---------- Data ----------

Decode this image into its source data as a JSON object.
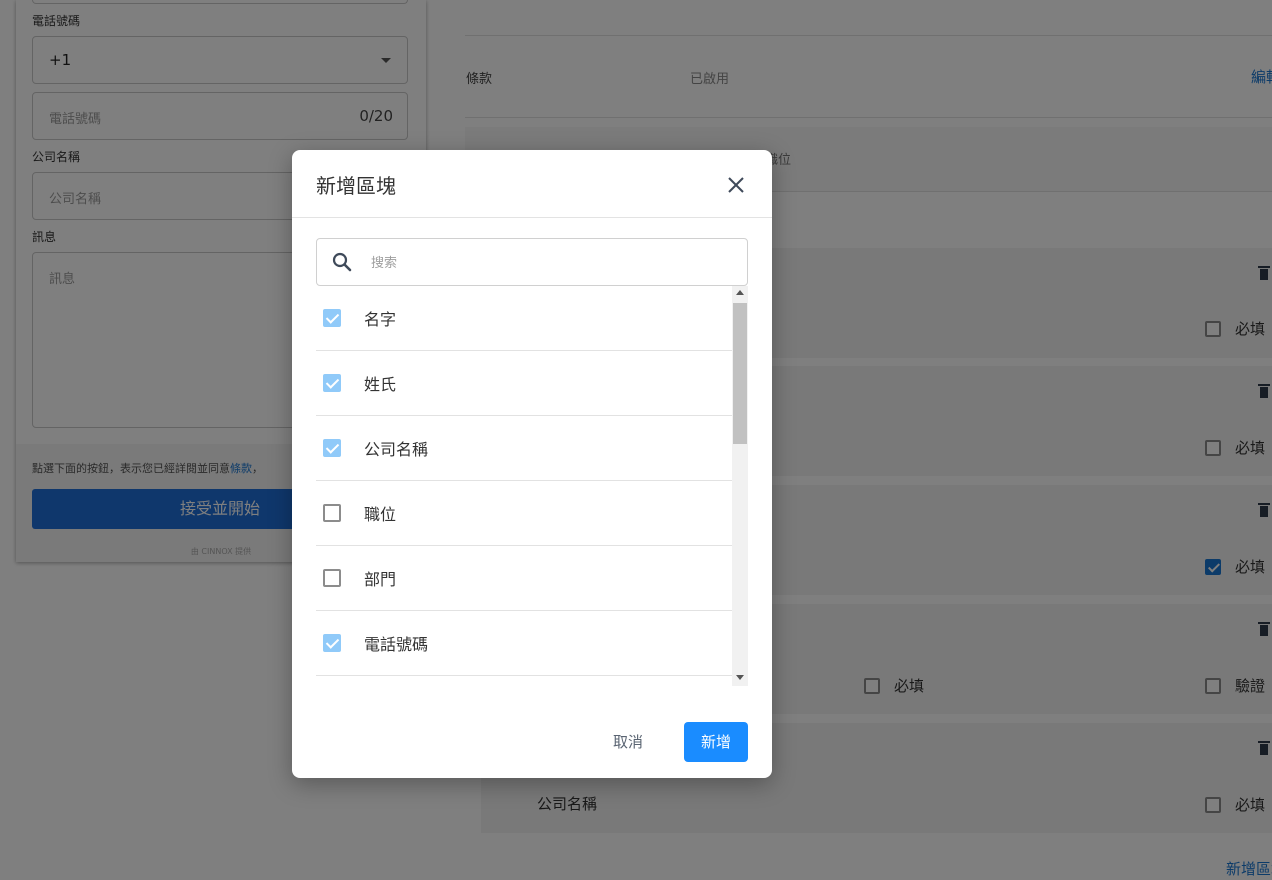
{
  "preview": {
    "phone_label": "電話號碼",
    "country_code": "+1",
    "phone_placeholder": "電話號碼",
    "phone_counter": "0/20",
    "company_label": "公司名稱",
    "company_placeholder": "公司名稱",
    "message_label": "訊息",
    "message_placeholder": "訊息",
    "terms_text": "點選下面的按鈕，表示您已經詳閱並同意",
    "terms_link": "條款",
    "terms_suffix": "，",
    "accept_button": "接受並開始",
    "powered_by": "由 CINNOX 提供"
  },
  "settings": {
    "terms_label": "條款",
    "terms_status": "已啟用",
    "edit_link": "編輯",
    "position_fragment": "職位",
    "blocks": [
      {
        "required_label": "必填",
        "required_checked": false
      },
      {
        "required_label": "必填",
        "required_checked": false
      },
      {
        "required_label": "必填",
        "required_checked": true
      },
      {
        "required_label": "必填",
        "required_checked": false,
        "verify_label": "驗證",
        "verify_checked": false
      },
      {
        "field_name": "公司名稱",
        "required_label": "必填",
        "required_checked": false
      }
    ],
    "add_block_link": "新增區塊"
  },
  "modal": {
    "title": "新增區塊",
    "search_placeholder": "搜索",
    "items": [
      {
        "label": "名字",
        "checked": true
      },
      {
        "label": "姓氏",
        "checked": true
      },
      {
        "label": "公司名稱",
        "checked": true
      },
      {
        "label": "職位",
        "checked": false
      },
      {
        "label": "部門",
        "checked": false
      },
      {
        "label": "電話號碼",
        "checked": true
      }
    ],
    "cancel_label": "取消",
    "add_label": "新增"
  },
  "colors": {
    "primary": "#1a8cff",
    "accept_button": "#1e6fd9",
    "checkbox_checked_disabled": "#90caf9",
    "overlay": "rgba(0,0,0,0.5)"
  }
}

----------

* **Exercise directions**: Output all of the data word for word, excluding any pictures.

* **Solution for this problem**:
Decode this image into its source data as a JSON object.
{
  "preview": {
    "phone_label": "電話號碼",
    "country_code": "+1",
    "phone_placeholder": "電話號碼",
    "phone_counter": "0/20",
    "company_label": "公司名稱",
    "company_placeholder": "公司名稱",
    "message_label": "訊息",
    "message_placeholder": "訊息",
    "terms_text": "點選下面的按鈕，表示您已經詳閱並同意",
    "terms_link": "條款",
    "terms_suffix": "，",
    "accept_button": "接受並開始",
    "powered_by": "由 CINNOX 提供"
  },
  "settings": {
    "terms_label": "條款",
    "terms_status": "已啟用",
    "edit_link": "編輯",
    "position_fragment": "職位",
    "blocks": [
      {
        "required_label": "必填",
        "required_checked": false
      },
      {
        "required_label": "必填",
        "required_checked": false
      },
      {
        "required_label": "必填",
        "required_checked": true
      },
      {
        "required_label": "必填",
        "required_checked": false,
        "verify_label": "驗證",
        "verify_checked": false
      },
      {
        "field_name": "公司名稱",
        "required_label": "必填",
        "required_checked": false
      }
    ],
    "add_block_link": "新增區塊"
  },
  "modal": {
    "title": "新增區塊",
    "search_placeholder": "搜索",
    "items": [
      {
        "label": "名字",
        "checked": true
      },
      {
        "label": "姓氏",
        "checked": true
      },
      {
        "label": "公司名稱",
        "checked": true
      },
      {
        "label": "職位",
        "checked": false
      },
      {
        "label": "部門",
        "checked": false
      },
      {
        "label": "電話號碼",
        "checked": true
      }
    ],
    "cancel_label": "取消",
    "add_label": "新增"
  },
  "colors": {
    "primary": "#1a8cff",
    "accept_button": "#1e6fd9",
    "checkbox_checked_disabled": "#90caf9",
    "overlay": "rgba(0,0,0,0.5)"
  }
}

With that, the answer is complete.